=== TASK GOAL ===
Word for word, restate every record.

----

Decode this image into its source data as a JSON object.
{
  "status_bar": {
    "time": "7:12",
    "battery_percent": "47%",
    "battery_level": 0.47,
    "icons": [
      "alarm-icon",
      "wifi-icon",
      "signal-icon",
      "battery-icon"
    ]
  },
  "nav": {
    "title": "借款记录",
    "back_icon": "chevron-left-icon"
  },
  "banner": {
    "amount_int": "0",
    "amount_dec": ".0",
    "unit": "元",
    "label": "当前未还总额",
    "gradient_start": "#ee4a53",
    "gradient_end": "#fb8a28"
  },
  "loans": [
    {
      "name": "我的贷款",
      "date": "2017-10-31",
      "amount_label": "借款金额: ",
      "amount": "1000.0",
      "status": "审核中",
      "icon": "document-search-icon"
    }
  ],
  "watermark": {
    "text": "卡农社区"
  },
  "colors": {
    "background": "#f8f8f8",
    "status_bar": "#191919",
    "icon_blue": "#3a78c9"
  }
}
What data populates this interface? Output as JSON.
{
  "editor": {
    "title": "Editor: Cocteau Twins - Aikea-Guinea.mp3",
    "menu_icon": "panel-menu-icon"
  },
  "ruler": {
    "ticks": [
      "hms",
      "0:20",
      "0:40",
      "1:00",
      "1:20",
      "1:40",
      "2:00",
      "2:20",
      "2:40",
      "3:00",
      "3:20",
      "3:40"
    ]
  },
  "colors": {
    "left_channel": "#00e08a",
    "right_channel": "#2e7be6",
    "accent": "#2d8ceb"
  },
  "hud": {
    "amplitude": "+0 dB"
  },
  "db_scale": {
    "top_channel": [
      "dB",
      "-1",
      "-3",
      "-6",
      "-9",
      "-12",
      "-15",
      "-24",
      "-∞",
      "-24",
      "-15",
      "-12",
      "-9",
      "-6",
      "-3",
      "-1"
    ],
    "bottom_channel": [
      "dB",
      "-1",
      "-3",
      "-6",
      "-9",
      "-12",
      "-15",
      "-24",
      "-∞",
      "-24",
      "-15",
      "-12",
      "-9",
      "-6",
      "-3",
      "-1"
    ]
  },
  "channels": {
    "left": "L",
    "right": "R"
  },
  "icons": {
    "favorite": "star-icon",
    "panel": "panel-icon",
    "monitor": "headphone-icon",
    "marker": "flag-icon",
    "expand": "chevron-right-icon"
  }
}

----

=== ANSWER SECTION ===
Decode this image into its source data as a JSON object.
{
  "status_bar": {
    "time": "7:12",
    "battery_percent": "47%",
    "battery_level": 0.47,
    "icons": [
      "alarm-icon",
      "wifi-icon",
      "signal-icon",
      "battery-icon"
    ]
  },
  "nav": {
    "title": "借款记录",
    "back_icon": "chevron-left-icon"
  },
  "banner": {
    "amount_int": "0",
    "amount_dec": ".0",
    "unit": "元",
    "label": "当前未还总额",
    "gradient_start": "#ee4a53",
    "gradient_end": "#fb8a28"
  },
  "loans": [
    {
      "name": "我的贷款",
      "date": "2017-10-31",
      "amount_label": "借款金额: ",
      "amount": "1000.0",
      "status": "审核中",
      "icon": "document-search-icon"
    }
  ],
  "watermark": {
    "text": "卡农社区"
  },
  "colors": {
    "background": "#f8f8f8",
    "status_bar": "#191919",
    "icon_blue": "#3a78c9"
  }
}
What data populates this interface? Output as JSON.
{
  "editor": {
    "title": "Editor: Cocteau Twins - Aikea-Guinea.mp3",
    "menu_icon": "panel-menu-icon"
  },
  "ruler": {
    "ticks": [
      "hms",
      "0:20",
      "0:40",
      "1:00",
      "1:20",
      "1:40",
      "2:00",
      "2:20",
      "2:40",
      "3:00",
      "3:20",
      "3:40"
    ]
  },
  "colors": {
    "left_channel": "#00e08a",
    "right_channel": "#2e7be6",
    "accent": "#2d8ceb"
  },
  "hud": {
    "amplitude": "+0 dB"
  },
  "db_scale": {
    "top_channel": [
      "dB",
      "-1",
      "-3",
      "-6",
      "-9",
      "-12",
      "-15",
      "-24",
      "-∞",
      "-24",
      "-15",
      "-12",
      "-9",
      "-6",
      "-3",
      "-1"
    ],
    "bottom_channel": [
      "dB",
      "-1",
      "-3",
      "-6",
      "-9",
      "-12",
      "-15",
      "-24",
      "-∞",
      "-24",
      "-15",
      "-12",
      "-9",
      "-6",
      "-3",
      "-1"
    ]
  },
  "channels": {
    "left": "L",
    "right": "R"
  },
  "icons": {
    "favorite": "star-icon",
    "panel": "panel-icon",
    "monitor": "headphone-icon",
    "marker": "flag-icon",
    "expand": "chevron-right-icon"
  }
}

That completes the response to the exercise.